--
www.e-woodshop.net
Last update: 1/16/04
  Click to see the full signature.
Add pictures here
<% if( /^image/.test(type) ){ %>
<% } %>
<%-name%>
Add image file
Upload
24" is the outside dimension of the cabinet; inside is 24" minus back thickness. Use next shorter glide. Glides come in 2" increments; so use the 22" glide in this case.
--
Alan Bierbaum

Web Site: http://www.calanb.com
  Click to see the full signature.
Add pictures here
<% if( /^image/.test(type) ){ %>
<% } %>
<%-name%>
Add image file
Upload
On Wed, 21 Jan 2004 17:39:37 GMT, "Jon Endres, PE"

depends on how your cabinet is constructed. the slide length number is the length of the slide, not the cabinet. I generally build 'em to loose 1" at the back (1/4" nailer + 1/4" panel) and 3/4" at the front (face frame) which would give 22-1/4" inside of a 24" cabinet. in that case I'd build 22" drawers and use 22" slides.
it's not uncommon for the cabinets to be some size other than 24" though. get a tape measure and see what size the inside of your cabinets really are....     Bridger
Add pictures here
<% if( /^image/.test(type) ){ %>
<% } %>
<%-name%>
Add image file
Upload

oops. that should have been 3/4" nailer + 1/4" back panel.
sorry about that. carry on now....

Add pictures here
<% if( /^image/.test(type) ){ %>
<% } %>
<%-name%>
Add image file
Upload
"Jon Endres, PE" wrote:

I'm in the process of replacing the drawers in my kitchen cabinets.

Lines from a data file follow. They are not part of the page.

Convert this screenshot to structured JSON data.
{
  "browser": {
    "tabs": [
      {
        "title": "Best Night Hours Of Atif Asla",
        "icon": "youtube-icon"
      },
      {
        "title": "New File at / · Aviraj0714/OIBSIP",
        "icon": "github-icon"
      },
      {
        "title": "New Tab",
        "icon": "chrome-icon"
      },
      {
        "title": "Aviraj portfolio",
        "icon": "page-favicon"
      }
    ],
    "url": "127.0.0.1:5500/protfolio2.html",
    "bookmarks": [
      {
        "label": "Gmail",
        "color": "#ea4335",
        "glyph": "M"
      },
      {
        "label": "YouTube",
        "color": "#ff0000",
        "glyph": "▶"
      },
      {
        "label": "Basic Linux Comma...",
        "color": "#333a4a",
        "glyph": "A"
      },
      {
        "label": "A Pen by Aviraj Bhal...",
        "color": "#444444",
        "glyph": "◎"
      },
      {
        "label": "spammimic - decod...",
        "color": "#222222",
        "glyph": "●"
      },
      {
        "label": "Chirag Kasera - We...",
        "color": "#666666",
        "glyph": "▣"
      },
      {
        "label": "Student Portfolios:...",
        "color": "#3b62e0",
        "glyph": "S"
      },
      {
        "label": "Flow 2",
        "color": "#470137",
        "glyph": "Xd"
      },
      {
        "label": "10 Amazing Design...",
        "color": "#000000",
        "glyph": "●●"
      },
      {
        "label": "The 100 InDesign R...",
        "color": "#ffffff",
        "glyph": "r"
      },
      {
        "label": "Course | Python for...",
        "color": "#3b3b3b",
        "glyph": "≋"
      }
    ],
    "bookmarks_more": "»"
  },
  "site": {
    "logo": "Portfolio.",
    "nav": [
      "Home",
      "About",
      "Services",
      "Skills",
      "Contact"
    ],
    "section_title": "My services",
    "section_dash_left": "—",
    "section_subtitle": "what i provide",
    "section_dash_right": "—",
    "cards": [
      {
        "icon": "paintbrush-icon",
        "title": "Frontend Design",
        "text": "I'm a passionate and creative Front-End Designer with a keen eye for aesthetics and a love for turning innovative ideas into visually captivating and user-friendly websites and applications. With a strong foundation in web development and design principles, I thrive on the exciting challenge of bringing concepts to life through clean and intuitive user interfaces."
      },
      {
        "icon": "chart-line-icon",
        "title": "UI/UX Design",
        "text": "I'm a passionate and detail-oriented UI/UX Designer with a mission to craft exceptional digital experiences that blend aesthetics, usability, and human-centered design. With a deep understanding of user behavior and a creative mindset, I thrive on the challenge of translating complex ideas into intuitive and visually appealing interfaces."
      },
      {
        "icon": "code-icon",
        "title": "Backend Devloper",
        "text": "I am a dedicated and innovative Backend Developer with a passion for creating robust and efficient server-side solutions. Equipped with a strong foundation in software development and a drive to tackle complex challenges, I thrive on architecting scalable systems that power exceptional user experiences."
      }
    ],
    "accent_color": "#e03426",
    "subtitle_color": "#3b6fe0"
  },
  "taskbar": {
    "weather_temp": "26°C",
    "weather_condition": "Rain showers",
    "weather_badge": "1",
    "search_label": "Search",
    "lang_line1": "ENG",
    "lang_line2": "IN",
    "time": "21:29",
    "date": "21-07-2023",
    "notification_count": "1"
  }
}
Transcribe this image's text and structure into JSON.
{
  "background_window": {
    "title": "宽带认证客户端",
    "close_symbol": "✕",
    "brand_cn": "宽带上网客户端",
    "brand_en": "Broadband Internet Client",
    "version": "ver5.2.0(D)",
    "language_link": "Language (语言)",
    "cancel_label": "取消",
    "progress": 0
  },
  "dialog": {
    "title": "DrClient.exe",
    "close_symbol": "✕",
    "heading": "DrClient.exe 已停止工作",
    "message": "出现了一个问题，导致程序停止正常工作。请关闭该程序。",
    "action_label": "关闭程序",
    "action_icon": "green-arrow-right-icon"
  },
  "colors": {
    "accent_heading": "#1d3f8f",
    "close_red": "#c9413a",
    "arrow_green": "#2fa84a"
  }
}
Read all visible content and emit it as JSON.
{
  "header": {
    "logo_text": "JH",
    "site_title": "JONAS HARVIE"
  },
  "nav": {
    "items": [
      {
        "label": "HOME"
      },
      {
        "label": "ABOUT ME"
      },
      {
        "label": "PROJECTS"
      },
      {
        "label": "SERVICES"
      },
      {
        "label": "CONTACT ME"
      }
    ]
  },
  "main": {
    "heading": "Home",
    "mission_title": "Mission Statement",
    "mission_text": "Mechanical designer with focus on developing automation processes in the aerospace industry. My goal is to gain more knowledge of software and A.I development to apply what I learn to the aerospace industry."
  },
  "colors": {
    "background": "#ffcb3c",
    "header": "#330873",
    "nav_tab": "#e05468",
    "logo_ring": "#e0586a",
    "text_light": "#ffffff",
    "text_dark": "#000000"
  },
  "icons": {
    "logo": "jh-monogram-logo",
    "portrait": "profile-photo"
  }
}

My cabinets are face frame construction and are 24" deep. I bought the Accuride (Series 3832) 22" slides. For face frame construction Accuride's use a "Face Frame Kit" which consists for clip on mounting brackets for the front and back of each slide. The rear bracket is length adjustable from approx. 0"- 2".
See:
http://www.accuride.com/products/woodworking/details.php?p832sc&c=mediumduty_wa
-- Jack Novak Buffalo, NY - USA (Remove "SPAM" from email address to reply)
Add pictures here
<% if( /^image/.test(type) ){ %>
<% } %>
<%-name%>
Add image file
Upload
I've worked in shops where the standard was 20" and I've worked in shops where the standard was 22".
UA100
Add pictures here
<% if( /^image/.test(type) ){ %>
<% } %>
<%-name%>
Add image file
Upload
On Wed, 21 Jan 2004 17:39:37 GMT, "Jon Endres, PE"

Jon:
I liked to spec 22" slides with a 1" overtravel. If you don't go for the overtravel slide, you really don't have full access to the drawer box.
Thomas J. Watson-Cabinetmaker (ret) Real Email is: tjwatson1ATcomcastDOTnet Website: http://home.comcast.net/~tjwatson1
Add pictures here
<% if( /^image/.test(type) ){ %>
<% } %>
<%-name%>
Add image file
Upload
Here's one reference....
http://shop.woodcraft.com/Woodcraft/assets/html/drawerslide.asp?Gift lse&GiftID I use 22"long slides in 24" deep cabinets.
Bob S.
Add pictures here
<% if( /^image/.test(type) ){ %>
<% } %>
<%-name%>
Add image file
Upload
I used 40, Accuride 2832, 22" full extension slides for the kitchen. Wouldn't use any others.
RB
Jon Endres, PE wrote:

Add pictures here
<% if( /^image/.test(type) ){ %>
<% } %>
<%-name%>
Add image file
Upload

HomeOwnersHub.com is a website for homeowners and building and maintenance pros. It is not affiliated with any of the manufacturers or service providers discussed here. All logos and trade names are the property of their respective owners.